Ozzy Osbourne’s DNA – a mumbly code

Discoveries of Ozzy Osbourne’s complete DNA have found a sequence of mumbly codes that are almost completely congested and unreadable, Viscera has learnt. Recent studies detected that the former heavy metal singer had subliminal genes that must be unraveled backwards. An American company uniquely distinguished a gene responsible for making Jack Daniel’s unattractive and unpleasing […]

Exercise vital for mental health

Exercise during the teenage years could prevent the onset of cognitive impairment later in life for women, The New York Times reports. A study published in the Journal of the American Geriatrics Society found that people who were active in their teens were at a lower risk of impairment in later life. Some 8.5 per […]

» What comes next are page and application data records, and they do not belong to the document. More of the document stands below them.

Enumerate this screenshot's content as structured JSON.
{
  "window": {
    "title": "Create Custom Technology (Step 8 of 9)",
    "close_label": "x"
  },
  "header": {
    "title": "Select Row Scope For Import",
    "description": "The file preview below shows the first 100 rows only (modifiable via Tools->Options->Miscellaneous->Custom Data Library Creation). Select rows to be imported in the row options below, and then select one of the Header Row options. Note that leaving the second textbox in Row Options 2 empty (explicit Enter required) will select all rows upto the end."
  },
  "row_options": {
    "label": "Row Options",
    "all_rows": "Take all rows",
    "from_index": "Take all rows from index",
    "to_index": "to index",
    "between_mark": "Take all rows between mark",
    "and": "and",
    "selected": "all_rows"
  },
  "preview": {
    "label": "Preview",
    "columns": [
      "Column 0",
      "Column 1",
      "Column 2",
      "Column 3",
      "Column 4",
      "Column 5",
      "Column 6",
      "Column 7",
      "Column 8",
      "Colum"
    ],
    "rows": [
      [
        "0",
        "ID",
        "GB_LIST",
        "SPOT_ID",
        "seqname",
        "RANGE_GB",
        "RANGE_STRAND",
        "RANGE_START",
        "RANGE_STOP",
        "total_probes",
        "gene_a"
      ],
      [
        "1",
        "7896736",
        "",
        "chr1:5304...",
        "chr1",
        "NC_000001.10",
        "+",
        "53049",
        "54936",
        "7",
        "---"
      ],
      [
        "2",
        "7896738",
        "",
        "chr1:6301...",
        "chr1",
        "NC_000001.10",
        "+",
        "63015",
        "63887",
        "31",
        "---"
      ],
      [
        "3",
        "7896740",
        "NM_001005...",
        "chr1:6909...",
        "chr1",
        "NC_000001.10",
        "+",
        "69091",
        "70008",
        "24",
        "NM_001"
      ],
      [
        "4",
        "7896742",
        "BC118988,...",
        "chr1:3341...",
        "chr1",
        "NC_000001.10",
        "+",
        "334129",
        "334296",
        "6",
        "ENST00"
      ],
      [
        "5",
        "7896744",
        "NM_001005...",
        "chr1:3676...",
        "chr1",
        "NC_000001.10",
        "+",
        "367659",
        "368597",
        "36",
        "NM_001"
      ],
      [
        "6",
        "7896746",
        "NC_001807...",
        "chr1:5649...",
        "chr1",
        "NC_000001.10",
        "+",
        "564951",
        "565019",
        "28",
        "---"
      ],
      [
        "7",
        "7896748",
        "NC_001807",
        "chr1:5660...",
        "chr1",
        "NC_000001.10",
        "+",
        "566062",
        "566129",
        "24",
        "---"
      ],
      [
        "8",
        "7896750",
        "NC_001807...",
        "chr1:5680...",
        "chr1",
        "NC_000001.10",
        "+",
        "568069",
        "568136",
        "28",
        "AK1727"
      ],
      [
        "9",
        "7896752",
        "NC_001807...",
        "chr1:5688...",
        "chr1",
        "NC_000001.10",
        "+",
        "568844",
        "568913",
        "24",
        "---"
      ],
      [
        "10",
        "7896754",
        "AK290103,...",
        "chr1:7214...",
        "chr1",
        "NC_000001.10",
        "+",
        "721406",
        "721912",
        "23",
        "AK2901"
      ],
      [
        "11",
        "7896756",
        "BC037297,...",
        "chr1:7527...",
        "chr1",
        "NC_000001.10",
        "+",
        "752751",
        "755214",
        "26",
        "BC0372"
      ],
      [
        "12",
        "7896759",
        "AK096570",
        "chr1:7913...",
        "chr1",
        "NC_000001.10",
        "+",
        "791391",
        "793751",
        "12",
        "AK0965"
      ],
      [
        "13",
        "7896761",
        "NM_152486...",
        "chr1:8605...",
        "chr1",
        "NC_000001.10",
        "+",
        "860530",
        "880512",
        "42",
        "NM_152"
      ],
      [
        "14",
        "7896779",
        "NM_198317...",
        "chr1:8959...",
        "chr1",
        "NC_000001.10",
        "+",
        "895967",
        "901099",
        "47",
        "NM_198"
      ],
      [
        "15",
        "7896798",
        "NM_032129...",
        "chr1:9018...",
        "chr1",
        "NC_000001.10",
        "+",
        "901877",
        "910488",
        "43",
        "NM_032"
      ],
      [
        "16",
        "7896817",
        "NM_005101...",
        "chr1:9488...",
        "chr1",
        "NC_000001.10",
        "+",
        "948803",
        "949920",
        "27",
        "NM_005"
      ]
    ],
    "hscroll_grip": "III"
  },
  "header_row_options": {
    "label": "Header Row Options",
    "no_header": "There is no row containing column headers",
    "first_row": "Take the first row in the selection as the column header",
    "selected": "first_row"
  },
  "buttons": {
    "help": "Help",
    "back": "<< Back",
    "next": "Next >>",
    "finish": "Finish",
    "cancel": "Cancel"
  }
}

Science behind direction of penalty kicks

A new study from the Rensselaer Polytechnic Institute, New York could reveal why top goalkeepers are able to defend penalty kicks by knowing which direction to dive in advance. Research in cognitive science can indicate whether a soccer player’s body will kick left or right seconds before the foot actually hits the ball. Gabriel J. […]

Study of maxillofacial and dental injuries sustained in hurling

The incidence of facial injuries in GAA hurling has fallen since the introduction of helmets with faceguards, the Irish Medical Journal (IMJ) reports. On January 1, 2010 it became a mandatory requirement for all senior hurling players, at county and inter-county level, to wear helmets with a protective faceguard.

New system introduced for diabetes patients

The HSE has implemented the international reference measurement system HbA1c for diabetes, to identify those at greater risk of developing complications and to assess the effectiveness of care.